▸ **Exercise goal**
Check each line of the records for "group"; collect those that have it.

_ _ _ _

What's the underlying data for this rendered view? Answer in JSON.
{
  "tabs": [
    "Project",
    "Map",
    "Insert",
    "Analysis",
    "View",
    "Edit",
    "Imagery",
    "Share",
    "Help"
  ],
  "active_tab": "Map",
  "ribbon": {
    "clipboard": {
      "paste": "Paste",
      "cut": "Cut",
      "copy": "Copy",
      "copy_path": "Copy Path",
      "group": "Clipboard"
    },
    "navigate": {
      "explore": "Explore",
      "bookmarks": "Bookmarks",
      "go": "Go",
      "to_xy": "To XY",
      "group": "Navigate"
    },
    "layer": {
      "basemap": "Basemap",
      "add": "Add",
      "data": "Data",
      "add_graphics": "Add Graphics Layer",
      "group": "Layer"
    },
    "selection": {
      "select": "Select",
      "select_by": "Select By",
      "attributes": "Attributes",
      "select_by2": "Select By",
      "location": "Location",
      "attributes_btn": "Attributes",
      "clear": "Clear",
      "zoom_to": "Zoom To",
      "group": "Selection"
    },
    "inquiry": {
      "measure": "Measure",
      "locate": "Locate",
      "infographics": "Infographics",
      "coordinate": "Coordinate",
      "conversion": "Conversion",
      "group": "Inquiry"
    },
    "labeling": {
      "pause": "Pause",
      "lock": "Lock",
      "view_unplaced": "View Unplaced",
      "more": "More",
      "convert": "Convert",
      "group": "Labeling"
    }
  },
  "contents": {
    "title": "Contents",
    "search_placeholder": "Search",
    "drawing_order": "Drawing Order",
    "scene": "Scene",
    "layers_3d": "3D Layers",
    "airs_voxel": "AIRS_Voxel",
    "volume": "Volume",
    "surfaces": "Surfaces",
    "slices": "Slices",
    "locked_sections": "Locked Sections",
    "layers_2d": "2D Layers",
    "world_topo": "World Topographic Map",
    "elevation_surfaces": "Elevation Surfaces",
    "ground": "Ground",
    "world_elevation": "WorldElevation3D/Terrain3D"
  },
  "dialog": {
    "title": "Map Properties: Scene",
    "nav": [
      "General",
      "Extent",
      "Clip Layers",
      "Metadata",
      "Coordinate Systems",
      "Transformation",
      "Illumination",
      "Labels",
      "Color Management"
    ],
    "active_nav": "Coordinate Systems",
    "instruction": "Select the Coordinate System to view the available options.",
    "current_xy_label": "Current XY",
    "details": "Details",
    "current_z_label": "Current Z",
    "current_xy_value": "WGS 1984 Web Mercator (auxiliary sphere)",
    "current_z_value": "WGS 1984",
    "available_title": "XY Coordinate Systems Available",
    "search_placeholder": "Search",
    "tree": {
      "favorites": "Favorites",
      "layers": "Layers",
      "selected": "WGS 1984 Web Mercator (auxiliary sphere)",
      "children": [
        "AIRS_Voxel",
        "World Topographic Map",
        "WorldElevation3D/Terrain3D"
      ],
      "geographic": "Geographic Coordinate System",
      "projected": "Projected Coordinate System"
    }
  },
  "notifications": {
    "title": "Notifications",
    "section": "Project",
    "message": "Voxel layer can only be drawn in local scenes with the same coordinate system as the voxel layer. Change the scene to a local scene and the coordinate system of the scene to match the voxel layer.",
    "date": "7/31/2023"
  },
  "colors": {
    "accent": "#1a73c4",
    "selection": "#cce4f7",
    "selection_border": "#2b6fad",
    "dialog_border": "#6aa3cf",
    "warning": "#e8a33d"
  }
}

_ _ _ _

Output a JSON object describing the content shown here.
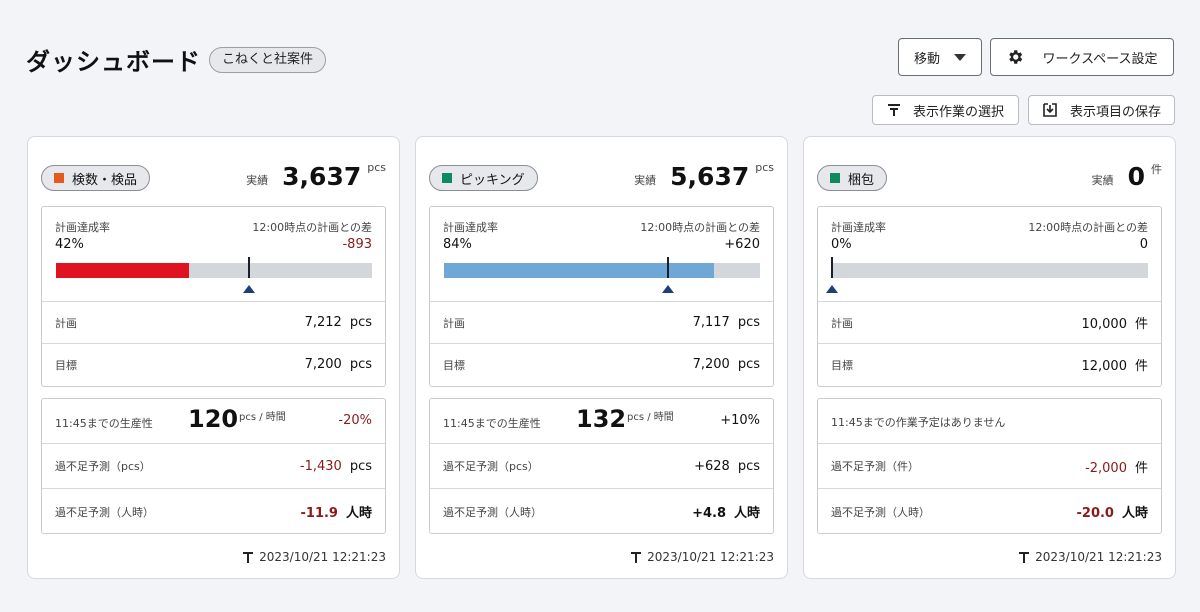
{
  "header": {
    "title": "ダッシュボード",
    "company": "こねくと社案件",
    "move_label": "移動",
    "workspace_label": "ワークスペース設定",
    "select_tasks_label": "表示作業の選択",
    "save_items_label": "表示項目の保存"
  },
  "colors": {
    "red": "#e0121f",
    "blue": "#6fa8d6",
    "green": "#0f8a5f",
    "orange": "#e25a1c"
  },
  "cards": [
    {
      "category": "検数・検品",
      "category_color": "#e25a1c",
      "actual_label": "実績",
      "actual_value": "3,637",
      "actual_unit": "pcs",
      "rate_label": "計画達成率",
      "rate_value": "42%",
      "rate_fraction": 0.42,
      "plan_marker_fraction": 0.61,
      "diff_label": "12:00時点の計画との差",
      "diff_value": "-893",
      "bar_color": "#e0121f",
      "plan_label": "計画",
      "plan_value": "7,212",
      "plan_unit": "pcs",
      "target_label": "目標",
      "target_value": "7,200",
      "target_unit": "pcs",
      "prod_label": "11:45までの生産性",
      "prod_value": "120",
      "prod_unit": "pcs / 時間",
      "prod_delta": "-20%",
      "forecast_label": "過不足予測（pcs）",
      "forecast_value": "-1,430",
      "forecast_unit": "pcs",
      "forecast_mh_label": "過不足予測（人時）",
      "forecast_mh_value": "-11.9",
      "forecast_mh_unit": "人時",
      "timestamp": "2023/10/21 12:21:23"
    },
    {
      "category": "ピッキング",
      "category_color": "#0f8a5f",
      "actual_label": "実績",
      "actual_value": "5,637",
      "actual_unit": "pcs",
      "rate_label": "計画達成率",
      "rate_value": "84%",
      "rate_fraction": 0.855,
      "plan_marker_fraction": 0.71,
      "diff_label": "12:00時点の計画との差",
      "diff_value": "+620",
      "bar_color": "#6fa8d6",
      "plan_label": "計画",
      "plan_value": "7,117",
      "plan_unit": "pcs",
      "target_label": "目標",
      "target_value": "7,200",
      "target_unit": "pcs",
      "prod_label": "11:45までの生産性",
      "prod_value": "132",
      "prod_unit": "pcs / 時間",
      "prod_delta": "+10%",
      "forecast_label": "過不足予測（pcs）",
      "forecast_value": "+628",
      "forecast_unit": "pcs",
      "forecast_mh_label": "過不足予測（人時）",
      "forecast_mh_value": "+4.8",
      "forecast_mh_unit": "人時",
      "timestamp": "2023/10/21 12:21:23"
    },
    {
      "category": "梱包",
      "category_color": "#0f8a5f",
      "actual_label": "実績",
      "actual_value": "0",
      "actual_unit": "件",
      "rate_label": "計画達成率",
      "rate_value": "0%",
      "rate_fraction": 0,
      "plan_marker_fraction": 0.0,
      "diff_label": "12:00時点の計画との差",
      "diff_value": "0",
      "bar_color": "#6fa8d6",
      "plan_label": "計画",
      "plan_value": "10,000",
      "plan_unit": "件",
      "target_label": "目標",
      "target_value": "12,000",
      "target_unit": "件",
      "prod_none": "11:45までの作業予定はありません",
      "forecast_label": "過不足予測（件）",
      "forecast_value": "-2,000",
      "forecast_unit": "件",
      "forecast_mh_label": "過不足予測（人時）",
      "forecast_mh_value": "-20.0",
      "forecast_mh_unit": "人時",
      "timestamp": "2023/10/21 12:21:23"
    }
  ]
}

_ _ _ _

▸ **Solution for this exercise**
      "group": "Clipboard"
      "group": "Navigate"
      "group": "Layer"
      "group": "Selection"
      "group": "Inquiry"
      "group": "Labeling"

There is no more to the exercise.